The Associated Press NEW YORK (AP) – The tweet of a group that funds development in Latin America was straightforward: soft drinks do not offer beauty or joy, just too much sugar.
There was a problem for the organization. Coca-Cola was a funder.
The board of the Inter-American Development Bank told Coke that it did not know about the tweet and later invited the company to write a post explaining how the beverage giant was helping to fight obesity, according to an email from a Coca-Cola executive by the AP. through a request for public records.
The exchange offers another glimpse of the influence of the food industry on the formation of messages about their products. With obesity becoming a more pressing global problem, two reports in scientific journals call for policies that limit the influence of industry and revive the debate over what role food companies should play in public health efforts.
In the Lancet medical journal, a report says that skepticism about the motives of ultraprocessed food manufacturers is warranted, noting how sugar-sweet drink manufacturers have struggled with government efforts to reduce soft drink consumption. The report says that reducing industry influence in policy development will help governments address the interrelated problems of obesity, malnutrition and climate change.
A separate report in the Milbank Quarterly describes Coca-Cola's ties to the US Centers for Disease Control and Prevention, partially depending on previously published emails obtained through record requests. In an exchange, a CDC employee tells a Coke executive that her colleague is interested in working at the liquor company and reviews her resume. A CDC representative said the agency did not comment on personal issues, but noted its resources on ethical issues for employees.
The Milbank report says that such exchanges underscore the need for greater transparency and conflict-of-interest guidelines in organizations involved with public health. He says that there is still relatively little knowledge about the extent of the influence of the food industry, but that there is growing understanding of such dynamics.
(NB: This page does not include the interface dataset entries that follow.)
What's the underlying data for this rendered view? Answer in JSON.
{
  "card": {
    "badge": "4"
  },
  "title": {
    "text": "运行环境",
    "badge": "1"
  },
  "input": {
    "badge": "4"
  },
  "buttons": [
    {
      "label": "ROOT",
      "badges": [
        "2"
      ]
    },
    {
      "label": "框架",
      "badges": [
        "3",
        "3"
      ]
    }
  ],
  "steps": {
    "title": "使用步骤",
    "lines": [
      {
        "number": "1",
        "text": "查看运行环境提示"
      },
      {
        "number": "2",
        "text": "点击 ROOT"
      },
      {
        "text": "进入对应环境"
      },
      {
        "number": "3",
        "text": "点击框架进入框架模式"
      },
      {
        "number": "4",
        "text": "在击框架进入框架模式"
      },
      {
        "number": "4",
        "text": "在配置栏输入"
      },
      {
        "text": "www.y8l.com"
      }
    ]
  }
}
Gary Ruskin, one of the report's authors, said raising awareness is in part the result of the "enormous enormity of the obesity epidemic."
"We are beginning to deal with this in a serious way," said Ruskin, who is also a co-founder of US Right to Know, a defense group funded by the Organic Consumers Association and others.
Ruskin said that Coca-Cola in particular has been the target of many recent revelations because of the company's unusual grasp on regulatory and scientific issues. Earlier this month, a survey by a Harvard scholar showed how a group founded by a former Coca-Cola executive helped shape China's efforts to keep obesity under control.
Still, Coke is far from alone. Many other food companies finance studies that are supportive of their products and become part of the scientific literature. And last year, the University of California, San Francisco, released a file of food industry documents for researchers, including records detailing the role of the sugar industry in the formation of nutritional research.
Yoni Freedhoff, who teaches family medicine at the University of Ottawa, said public health food industry pledges should be viewed with caution given their financial drivers.
"It smokes and covers the industry to try and pretend:" Hey, we're on your team, "Freedhoff said.
Not everyone thinks that all ties in the industry should be discarded. Bill Dietz, one of the authors of the Lancet report and a researcher at George Washington University, cited the work of the Partnership for a Healthier America with food companies on public health commitments as a valuable effort.
"My concern is that this has become such a complicated issue that any relationship with the industry is discarded," said Dietz, who is on the Partnership for Healthier America board.
As for the tweet of the Inter-American Development Bank, a representative of the bank said the message was deleted because it included an image with brand names in violation of its policies. The representative said the Coke posting was posted on the bank's blog for disclosure and partners, and that the institution continued to promote discussions on the health implications of sugar consumption.